Construction activity continued throughout the first quarter of 2021, and double-digit growth is forecast this year, according to the Construction Product Association’s latest Spring Forecast.
With the whole supply chain (architects, consultants, contractors, SMEs, manufacturers and merchants) permitted to operate during the winter lockdown restrictions, activity was not hit as hard compared to the initial lockdown in the first half of 2020 or other sectors of the economy.
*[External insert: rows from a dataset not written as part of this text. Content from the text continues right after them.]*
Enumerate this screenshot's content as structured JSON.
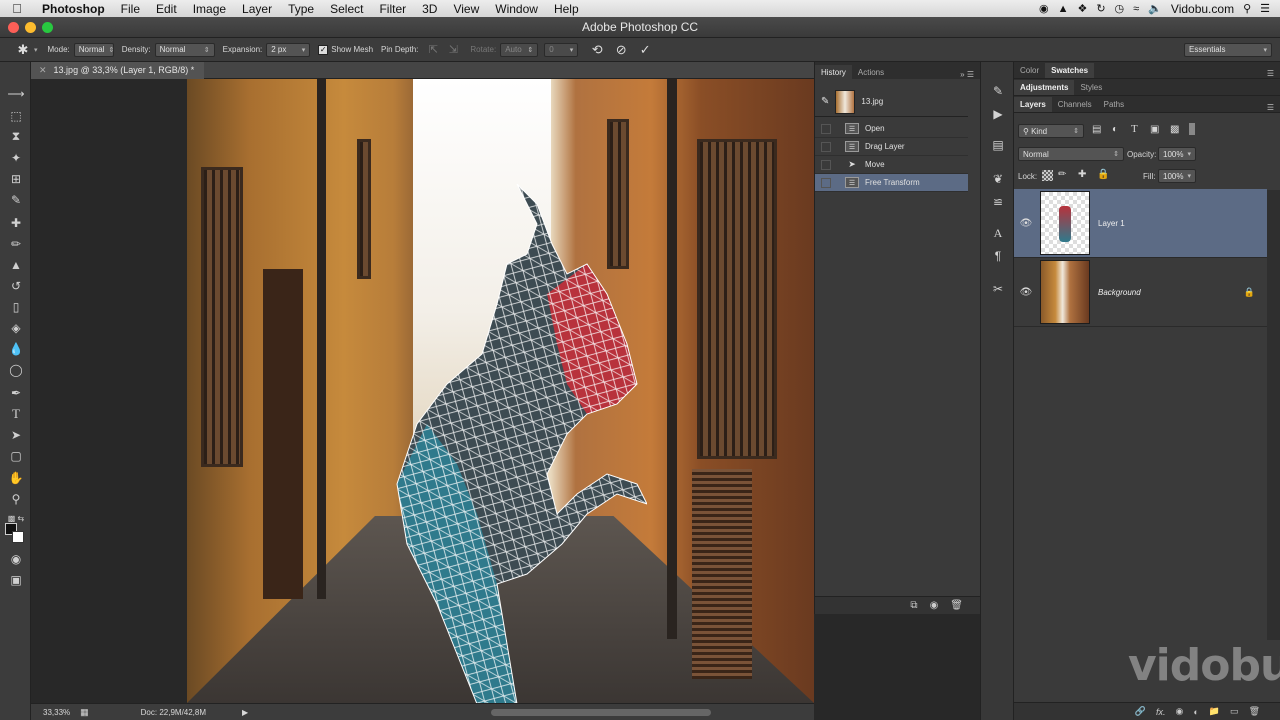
{
  "menubar": {
    "app": "Photoshop",
    "items": [
      "File",
      "Edit",
      "Image",
      "Layer",
      "Type",
      "Select",
      "Filter",
      "3D",
      "View",
      "Window",
      "Help"
    ],
    "right_label": "Vidobu.com"
  },
  "window": {
    "title": "Adobe Photoshop CC"
  },
  "options": {
    "mode_label": "Mode:",
    "mode_value": "Normal",
    "density_label": "Density:",
    "density_value": "Normal",
    "expansion_label": "Expansion:",
    "expansion_value": "2 px",
    "show_mesh_label": "Show Mesh",
    "pin_depth_label": "Pin Depth:",
    "rotate_label": "Rotate:",
    "rotate_value": "Auto",
    "rotate_deg": "0",
    "workspace": "Essentials"
  },
  "document": {
    "tab_title": "13.jpg @ 33,3% (Layer 1, RGB/8) *",
    "zoom": "33,33%",
    "doc_size": "Doc: 22,9M/42,8M"
  },
  "history": {
    "tabs": [
      "History",
      "Actions"
    ],
    "snapshot": "13.jpg",
    "items": [
      "Open",
      "Drag Layer",
      "Move",
      "Free Transform"
    ]
  },
  "right": {
    "tabs_top": [
      "Color",
      "Swatches"
    ],
    "tabs_mid": [
      "Adjustments",
      "Styles"
    ],
    "tabs_layers": [
      "Layers",
      "Channels",
      "Paths"
    ],
    "kind_filter": "Kind",
    "blend_mode": "Normal",
    "opacity_label": "Opacity:",
    "opacity_value": "100%",
    "lock_label": "Lock:",
    "fill_label": "Fill:",
    "fill_value": "100%",
    "layers": [
      "Layer 1",
      "Background"
    ]
  },
  "watermark": "vidobu"
}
However, the CPA forecasts that it will be next year before the industry recovers the output lost in 2020 and returns to 2019 levels. It also highlights significant risks to the construction sector’s recovery from 2021, including supply constraints for key imported construction products and uncertainty around demand for housing newbuilds, repair, maintenance and improvements works (RM&I), and commercial space.
Construction output is forecast to rise by 12.9% in 2021 and 5.2% in 2022 compared with 14.0% in 2021 and 4.9% in 2022 in the CPA’s winter main scenario.
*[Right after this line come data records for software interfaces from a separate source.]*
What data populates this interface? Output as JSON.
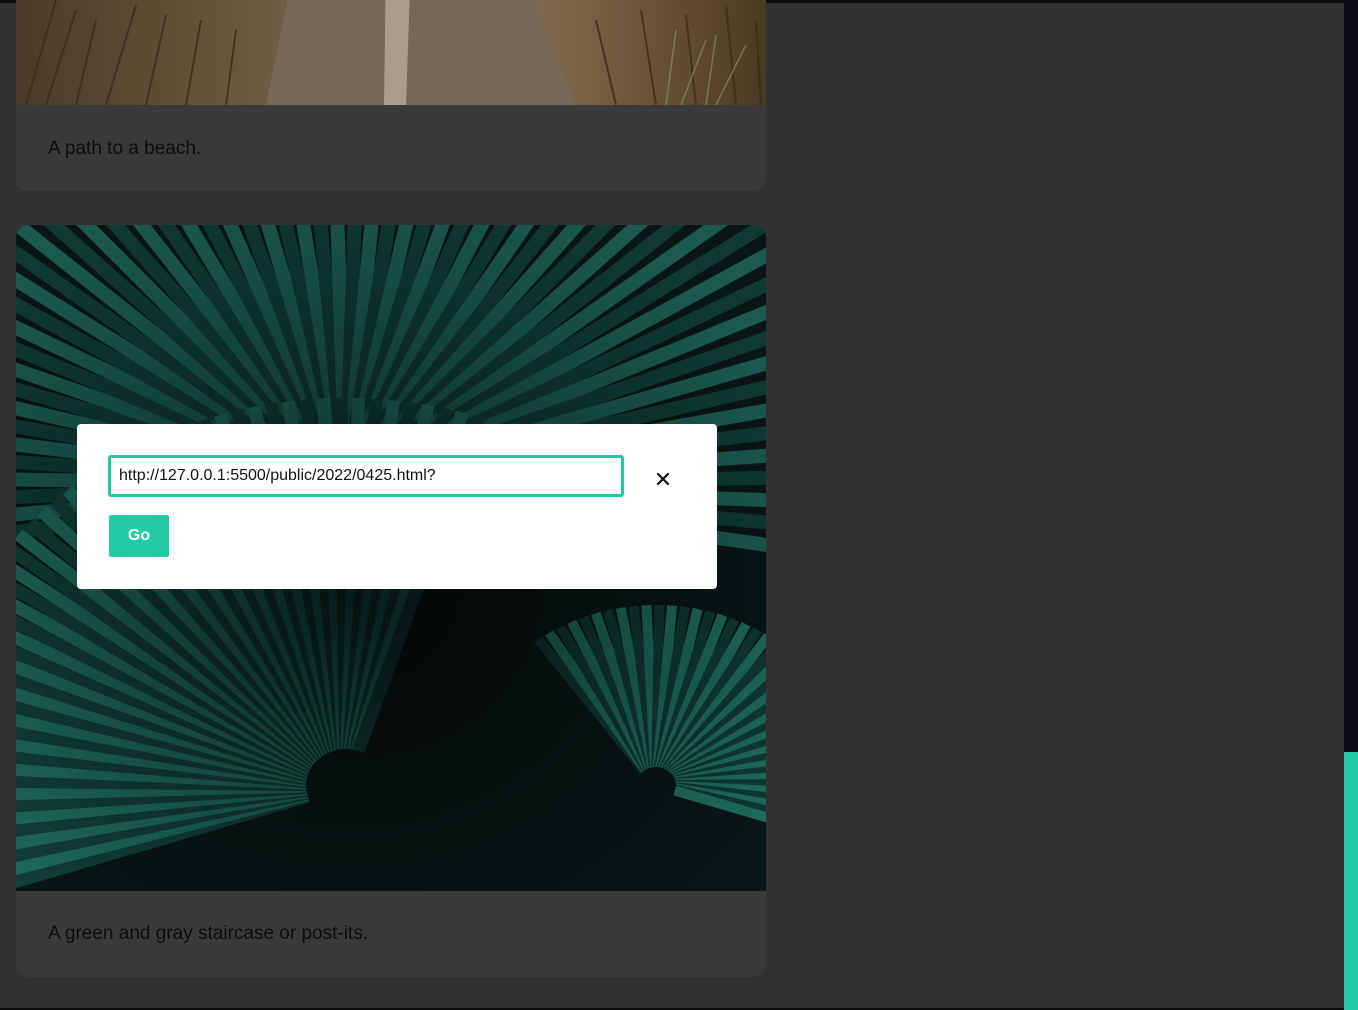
{
  "cards": [
    {
      "image_alt": "A path to a beach.",
      "caption": "A path to a beach."
    },
    {
      "image_alt": "A green and gray staircase or post-its.",
      "caption": "A green and gray staircase or post-its."
    }
  ],
  "modal": {
    "url_value": "http://127.0.0.1:5500/public/2022/0425.html?",
    "close_icon": "close-icon",
    "go_label": "Go"
  },
  "colors": {
    "accent": "#25c9a4",
    "page_bg": "#323232",
    "card_bg": "#3a3a3a",
    "scrollbar_thumb": "#25c9a4"
  },
  "scrollbar": {
    "scroll_position_fraction": 0.74
  }
}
The downward revision to the growth forecast for 2021 reflects a higher base for construction output in 2020, with official data reporting a smaller fall than initially anticipated of 12.5% in 2020 compared to 2019. The UK economy faltered in 2021 Q1 due to the impact of the third national lockdown on the services sector that accounts for 81% of UK GDP. For construction, however, activity accelerated in the first quarter of the year, although the story varies among its various sectors.
Extensions to the stamp duty holiday, Help to Buy, and job support schemes are expected to help sustain demand in private housing and private housing RM&I.
Private housing, which was the worst-affected construction sector in the initial lockdown is expected to continue its strong recovery in 2021 with the chancellor’s mortgage guarantee scheme likely to enable demand in the general housing market.
Coupled with expectations of rising house prices during the year, starts activity is forecast to gather pace in 2022. In addition, demand for contracted-out improvement projects, outdoor and office-related space requirements at home is likely to be maintained by households with higher incomes and those that have built up savings due to a reduction in commuting and work-related expenses.
CPA economics director Noble Francis said: “Questions remain over future demand of commercial space, particularly in offices and retail, which may be converted into residential or warehousing and logistics, if homeworking and online spending persists in the long-term.
“More notably, however, there are significant risks to the recovery in the form of supply constraints in terms of extended lead times and sharp rises in costs for vital imported products such as paints and varnishes, timber, roofing materials, copper, steel and polymers. This may hinder the ability of construction activity to increase in line with our forecast.
“Furthermore, concerns remain whether the high levels of demand for housing newbuild and RM&I can be maintained after the government stimulus and policy measures end on September 30, particularly the furloughing and self-employment income schemes and stamp duty holiday.”